To evaluate the viability of these new technologies, we constructed a demonstration platform accommodating four peripheral test cards, each supporting an optical connector. The platform relays high-speed data optically from one peripheral connector to another across the electro-optical midplane (see Figure 3). We successfully operated parallel optical data streams at 10.3Gb/s between all four active connectors with an acceptable level of signal recovery, and fully characterized the loss profiles of the complex optical-waveguide structures. Although the relatively large minimum bend radii required would place significant routing constraints on future OPCB layouts, these can be effectively mitigated in future by refinement of manufacturing techniques, flexibility in crossing angles, and adoption of in-plane mirrored bends.7

Figure 3.Demonstration platform with fiber-optic cables connected to the front end, conveying high-speed test data across optical PCB connectors and an electro-optical midplane.

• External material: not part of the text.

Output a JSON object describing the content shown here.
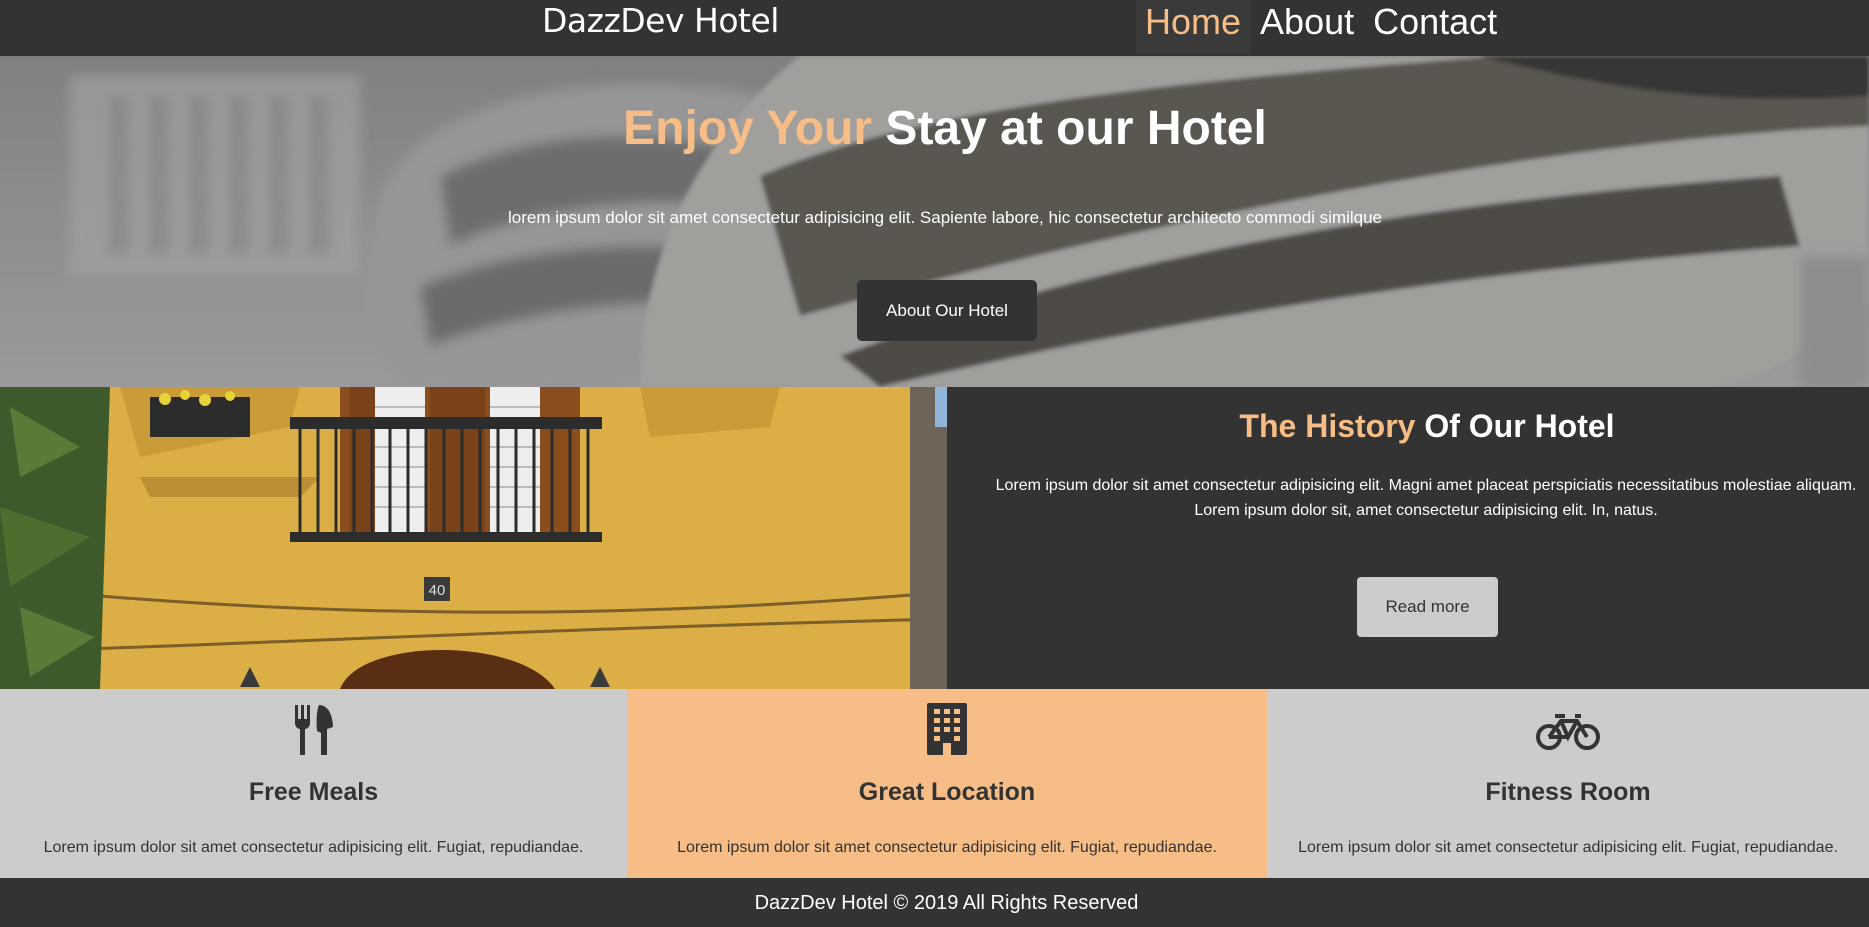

In summary, the rapidly developing demand for faster and more compact data-storage systems is fueling a need for embedded optical-interconnect solutions. We have therefore developed and successfully demonstrated an active approach that will allow peripheral devices to plug into and unplug from an electro-optical midplane. Our results have thus far been promising. They show that a complex optical-interconnect pattern of polymer waveguides could be used to effectively transport high-speed optical data across a densely populated board. Our next step will be to adapt these prototypes to conventional data-storage peripherals and embed an optical architecture into a future data-storage system.

We thank Samtec, IBM Zürich, Vario-optics, and University College London (UK) for their involvement with and contribution to this research initiative. We also gratefully acknowledge our partners on the Innovative electronics Manufacturing Research Centre (IeMRC)'s OPCB project for their counsel and assistance, in particular Stevenage Circuits, BAE Systems, Dow Corning, Cadence, the UK's National Physical Laboratory, and Heriot Watt and Loughborough Universities (UK).

Richard Pitwon
Xyratex Technology Ltd.
Havant, UK